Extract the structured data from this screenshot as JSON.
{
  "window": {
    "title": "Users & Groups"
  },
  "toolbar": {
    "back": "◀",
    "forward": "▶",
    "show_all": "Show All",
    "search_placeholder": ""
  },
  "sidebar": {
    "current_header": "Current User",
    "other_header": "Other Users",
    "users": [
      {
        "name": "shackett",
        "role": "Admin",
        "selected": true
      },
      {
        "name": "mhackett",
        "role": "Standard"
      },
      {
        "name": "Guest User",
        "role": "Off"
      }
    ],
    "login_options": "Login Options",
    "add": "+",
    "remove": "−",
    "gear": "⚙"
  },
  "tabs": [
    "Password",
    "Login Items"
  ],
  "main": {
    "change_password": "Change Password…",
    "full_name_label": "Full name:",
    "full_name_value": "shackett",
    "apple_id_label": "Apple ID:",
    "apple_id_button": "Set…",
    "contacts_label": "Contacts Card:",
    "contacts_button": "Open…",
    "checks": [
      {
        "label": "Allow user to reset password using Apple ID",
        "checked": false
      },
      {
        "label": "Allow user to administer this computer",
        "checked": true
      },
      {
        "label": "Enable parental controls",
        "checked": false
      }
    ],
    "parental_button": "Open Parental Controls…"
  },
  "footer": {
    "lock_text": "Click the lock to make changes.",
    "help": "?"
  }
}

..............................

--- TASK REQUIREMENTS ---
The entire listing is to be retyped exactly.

--- WRITTEN ANSWER ---
Extract the structured data from this screenshot as JSON.
{
  "window": {
    "title": "Users & Groups"
  },
  "toolbar": {
    "back": "◀",
    "forward": "▶",
    "show_all": "Show All",
    "search_placeholder": ""
  },
  "sidebar": {
    "current_header": "Current User",
    "other_header": "Other Users",
    "users": [
      {
        "name": "shackett",
        "role": "Admin",
        "selected": true
      },
      {
        "name": "mhackett",
        "role": "Standard"
      },
      {
        "name": "Guest User",
        "role": "Off"
      }
    ],
    "login_options": "Login Options",
    "add": "+",
    "remove": "−",
    "gear": "⚙"
  },
  "tabs": [
    "Password",
    "Login Items"
  ],
  "main": {
    "change_password": "Change Password…",
    "full_name_label": "Full name:",
    "full_name_value": "shackett",
    "apple_id_label": "Apple ID:",
    "apple_id_button": "Set…",
    "contacts_label": "Contacts Card:",
    "contacts_button": "Open…",
    "checks": [
      {
        "label": "Allow user to reset password using Apple ID",
        "checked": false
      },
      {
        "label": "Allow user to administer this computer",
        "checked": true
      },
      {
        "label": "Enable parental controls",
        "checked": false
      }
    ],
    "parental_button": "Open Parental Controls…"
  },
  "footer": {
    "lock_text": "Click the lock to make changes.",
    "help": "?"
  }
}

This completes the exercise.